Most people know that financial planners or broker-dealers are not likely to be churning their clients like wire houses, so this means that their trades would indicate a better trend of market dynamics then the day-to-day fluctuations in the market caused by program trading or straight stock brokers at wire houses. There are many charts that technical traders watch that help them see trends in the market, the question is; are charts of financial planner’s trades of buying and selling a decent indicator of future trends in market direction?

One technical analyst who writes a column for one of the major newspapers in the financial sections states: “The theory behind using this indicator is that people tend to be bullish after they buy, and bearish when they sell.”

Thus, if the financial planners are making lots of “buy-trades” they are bullish and tend to recommend a bullish outlook or perhaps call a buy-signal for their clients. Whereas, when making “sell-trades” they are telling their clients that the market is weak and thus, not telling them to buy yet?

Yes, perfectly logical or one could say “During the time they buy or sell,” and for a short duration afterward. Yet, I take issue with this because many investment advisors during let’s say December will be selling their junk to take the tax losses to save on income tax for their clients. And they plan on replacing these sales into better upside bets for the potential uptick, into solid companies or into safety.

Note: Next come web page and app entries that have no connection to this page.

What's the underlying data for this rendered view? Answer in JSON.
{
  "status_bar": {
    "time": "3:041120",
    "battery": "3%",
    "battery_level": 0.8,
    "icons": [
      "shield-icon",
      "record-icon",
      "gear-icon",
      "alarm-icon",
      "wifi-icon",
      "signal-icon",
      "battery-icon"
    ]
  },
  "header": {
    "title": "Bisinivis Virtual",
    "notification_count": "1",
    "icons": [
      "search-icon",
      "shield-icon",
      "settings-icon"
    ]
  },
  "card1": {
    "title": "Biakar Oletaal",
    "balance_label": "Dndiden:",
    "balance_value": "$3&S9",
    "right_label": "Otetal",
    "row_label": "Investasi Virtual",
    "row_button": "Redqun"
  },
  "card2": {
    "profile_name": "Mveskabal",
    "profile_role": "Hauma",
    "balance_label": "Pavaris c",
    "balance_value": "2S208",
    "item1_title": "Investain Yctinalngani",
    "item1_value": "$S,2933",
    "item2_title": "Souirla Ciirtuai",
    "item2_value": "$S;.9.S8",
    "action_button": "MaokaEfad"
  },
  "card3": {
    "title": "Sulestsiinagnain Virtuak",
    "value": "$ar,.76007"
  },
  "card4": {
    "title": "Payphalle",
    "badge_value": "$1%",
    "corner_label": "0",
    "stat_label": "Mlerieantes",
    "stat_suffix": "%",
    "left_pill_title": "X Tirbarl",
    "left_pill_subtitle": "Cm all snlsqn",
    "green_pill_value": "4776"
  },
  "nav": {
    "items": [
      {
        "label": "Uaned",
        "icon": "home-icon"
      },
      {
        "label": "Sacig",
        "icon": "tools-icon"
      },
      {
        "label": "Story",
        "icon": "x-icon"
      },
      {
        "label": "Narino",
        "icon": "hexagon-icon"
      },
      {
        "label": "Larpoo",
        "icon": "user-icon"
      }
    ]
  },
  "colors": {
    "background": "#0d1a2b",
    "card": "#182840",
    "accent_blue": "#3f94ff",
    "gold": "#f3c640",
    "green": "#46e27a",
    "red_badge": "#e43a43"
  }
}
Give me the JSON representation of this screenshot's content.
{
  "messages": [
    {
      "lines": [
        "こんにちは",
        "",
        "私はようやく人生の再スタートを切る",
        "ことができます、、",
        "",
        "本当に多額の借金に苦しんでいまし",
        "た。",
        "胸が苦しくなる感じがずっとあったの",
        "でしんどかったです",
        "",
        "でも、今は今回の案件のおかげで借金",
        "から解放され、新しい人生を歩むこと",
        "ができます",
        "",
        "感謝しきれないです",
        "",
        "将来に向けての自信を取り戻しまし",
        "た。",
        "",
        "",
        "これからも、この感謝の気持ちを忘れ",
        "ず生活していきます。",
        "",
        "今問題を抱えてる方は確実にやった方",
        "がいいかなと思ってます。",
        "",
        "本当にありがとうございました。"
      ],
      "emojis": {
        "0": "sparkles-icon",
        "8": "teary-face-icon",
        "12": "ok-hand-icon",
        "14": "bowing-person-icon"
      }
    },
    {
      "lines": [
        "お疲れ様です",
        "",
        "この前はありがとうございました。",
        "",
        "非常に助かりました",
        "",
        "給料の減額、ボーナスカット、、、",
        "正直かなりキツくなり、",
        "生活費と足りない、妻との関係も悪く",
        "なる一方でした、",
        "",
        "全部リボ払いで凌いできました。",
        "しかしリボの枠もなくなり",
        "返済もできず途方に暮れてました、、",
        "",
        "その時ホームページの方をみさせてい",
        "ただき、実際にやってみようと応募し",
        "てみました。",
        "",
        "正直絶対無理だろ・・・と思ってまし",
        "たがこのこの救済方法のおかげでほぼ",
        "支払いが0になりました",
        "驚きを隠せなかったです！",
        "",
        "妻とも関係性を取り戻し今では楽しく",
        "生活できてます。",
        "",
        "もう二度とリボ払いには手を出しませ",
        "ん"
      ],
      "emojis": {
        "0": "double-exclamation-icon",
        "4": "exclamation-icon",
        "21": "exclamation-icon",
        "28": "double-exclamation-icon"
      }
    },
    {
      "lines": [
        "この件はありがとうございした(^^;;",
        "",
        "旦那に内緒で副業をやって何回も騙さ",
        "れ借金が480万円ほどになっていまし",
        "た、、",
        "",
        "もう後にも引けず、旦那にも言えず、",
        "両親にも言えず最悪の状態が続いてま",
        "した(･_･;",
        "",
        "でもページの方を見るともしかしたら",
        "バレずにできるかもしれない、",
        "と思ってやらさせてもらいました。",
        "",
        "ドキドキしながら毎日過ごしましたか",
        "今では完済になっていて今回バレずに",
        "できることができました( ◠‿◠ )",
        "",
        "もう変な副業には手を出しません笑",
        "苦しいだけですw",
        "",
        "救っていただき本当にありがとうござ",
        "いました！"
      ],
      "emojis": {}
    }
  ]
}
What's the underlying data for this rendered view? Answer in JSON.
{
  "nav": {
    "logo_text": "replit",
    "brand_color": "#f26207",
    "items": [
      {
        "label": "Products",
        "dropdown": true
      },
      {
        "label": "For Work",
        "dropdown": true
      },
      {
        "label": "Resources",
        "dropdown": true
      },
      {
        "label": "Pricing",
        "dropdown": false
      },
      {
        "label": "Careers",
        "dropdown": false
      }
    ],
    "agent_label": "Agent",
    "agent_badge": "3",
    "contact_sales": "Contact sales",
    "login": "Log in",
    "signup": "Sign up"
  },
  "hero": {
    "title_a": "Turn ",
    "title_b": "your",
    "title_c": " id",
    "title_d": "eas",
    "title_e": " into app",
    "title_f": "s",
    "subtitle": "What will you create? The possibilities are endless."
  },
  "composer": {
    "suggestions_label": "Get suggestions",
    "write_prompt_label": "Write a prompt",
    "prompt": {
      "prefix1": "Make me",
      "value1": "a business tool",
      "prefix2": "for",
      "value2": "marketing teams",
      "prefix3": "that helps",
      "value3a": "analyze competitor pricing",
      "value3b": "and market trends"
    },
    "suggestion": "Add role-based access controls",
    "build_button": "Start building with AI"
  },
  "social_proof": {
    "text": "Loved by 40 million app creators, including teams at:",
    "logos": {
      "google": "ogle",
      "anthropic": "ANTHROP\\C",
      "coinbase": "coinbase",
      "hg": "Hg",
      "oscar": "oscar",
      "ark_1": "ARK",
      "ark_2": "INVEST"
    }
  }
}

Therefore, if they are selling for tax losses, then re-invest that money in another category, are they really “Bearish” during that period? I say, NO. If this is the case, then the financial planners will be both buying and selling in the same couple of days as they reposition portfolios.

So, your chart of this will have changes, but those changes will not indicate much of anything, and cannot be used as an adequate predictor of monthly, or quarterly trends in the overall market, and I am sure there are other cases which will cause this chart to give false readings.

Indeed, whereas I agree with this as a valuable chart, I also realize that there are other scenarios that play out during December each year as investment advisors protect their investors from tax hits. Now then, if we use such charts in a “cafĂ©” of charts to look at trends in the market for technical analysis of when to buy at the bottom or sell at the top, it is of value. But investor beware, there is a lot more to this game than just looking at one type of chart. [read; “The Black Swam” for instance].

Well, we all know that the market and the economy are not the same and yes, it is a lot about perception, trust, confidence, and fear. Along with technical analysis, mathematics, policy, politics, currency, interest, regulations, taxes, etc.. I guess, it does make sense to study a little psychology and philosophy along with it all. I’d warn both technical analysts and day-traders not to over educate yourselves; so perhaps all this is worthy of some more thinking?

If you are seeking advice on financial matters please contact a licensed Financial Planner. I am not in the Securities Industry, have no licenses and am not a reliable source of information. I only call it how I see it.